Disclaimer: This is an essay for me and my kids (who I am hoping read this). If you have been in India for long, you probaby know everything about the Indian buyer, and why they behave a certain way, you wont get much from this post.
For the longest time, even after India’s independence, the focus was on “self sustained growth”. To a large extent there was mistrust and fear of having to depend on other countries for anything. So importing was largely relegated to “must haves”. Consumption was limited to the bare minimum. India for large parts is a “supply driven economy“, which means supply was of limited constraint. The “customer” had to do whatever it takes to buy, instead of the “vendor” to do whatever it takes to sell. So selling is a largely undervalued skill.
Side note: It still bothers me to no end that most retailers turn customers away if they dont have exact change or if they want to pay by credit card.
Even after the liberalization efforts in the 90’s large parts of the economy still remain supply-constrained. There are exceptions – mobile telecom, spas (yes there’s an over supply here), etc.
Then in the late 90’s the IT boom hit. Demand from abroad (largely US) was terrific for outsourced resources, so Infosys, TCS, Wipro, etc. had to focus on securing constant supply of good-enough engineers. Their efforts went on training them, transporting them, feeding them etc. not building sales talent to sell. That’s changed dramatically over the last few years, which is uncomfortable for all the IT outsourcers, except Cognizant.
So the Indian business owner (sweeping generalization alert) looks at most places where demand exists in plentiful so there’s very little effort or energy required to market or sell. (Side joke: The average Indian businessman thinks marketing means going to the market and buying stuff). So they never really gained the knowledge or expertise in marketing, wooing and selling to the customer. There were exceptions – largely in the CPG – consumer product goods (FMCG – fast moving consumer goods) segment.

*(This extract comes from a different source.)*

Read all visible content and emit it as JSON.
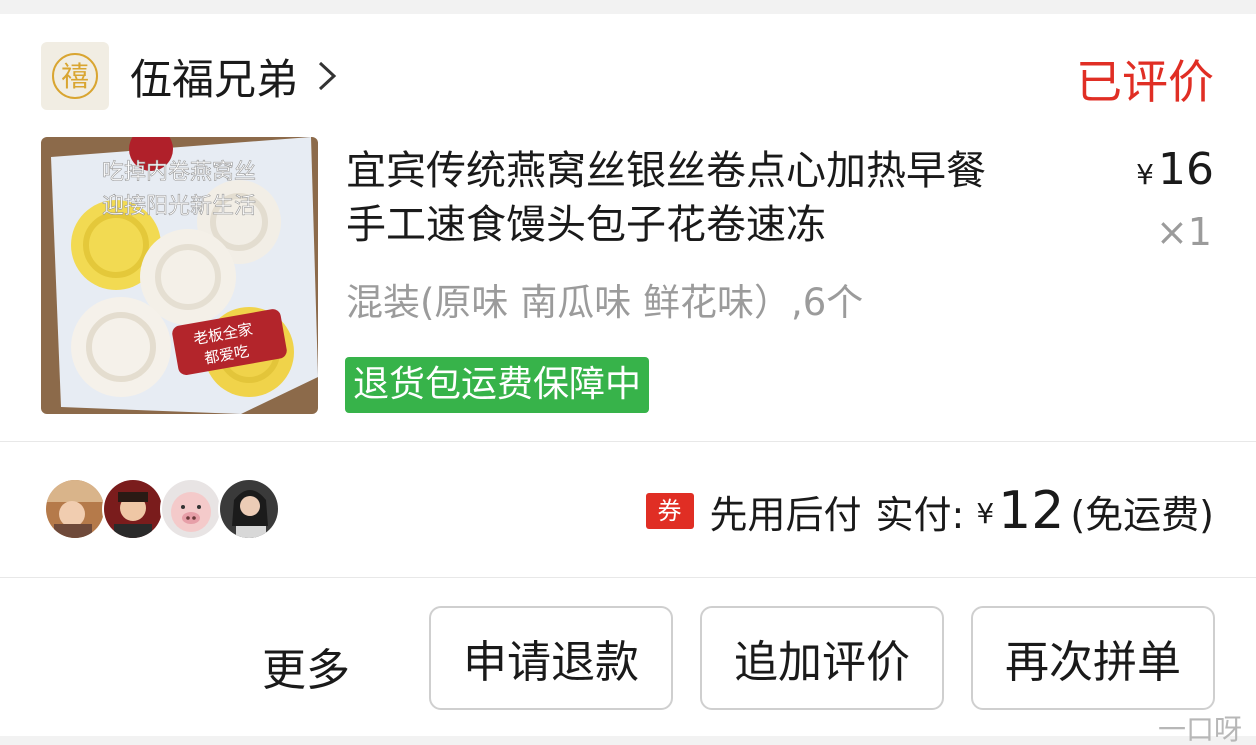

So, the sales person is largely undervalued. Its very typical to have sales people paid less than 1/2 of delivery heads, or technically savvy operations people. They are literally treated as lower class citizens.
The smartest of the people hence tend to focus on being engineers, doctors, etc. leaving people that “like to talk a lot” focus on selling. The smart ones also picked up MBA’s from top Indian management schools and either end up in financial services or FMCG, but that’s changing too.
That’s the primary reason India does not have a sales culture. Its rare and there are a few exceptions. Those companies tend to be viewed not very positively by most Indians, which explains why they dont attract top talent.
Will that change it the future? I think it has to. The global market for products and technology is forcing most Indian entrepreneurs to start to sell in US, UK, etc. They are now trying to attract top talent for sales and *gasp* pay them top money.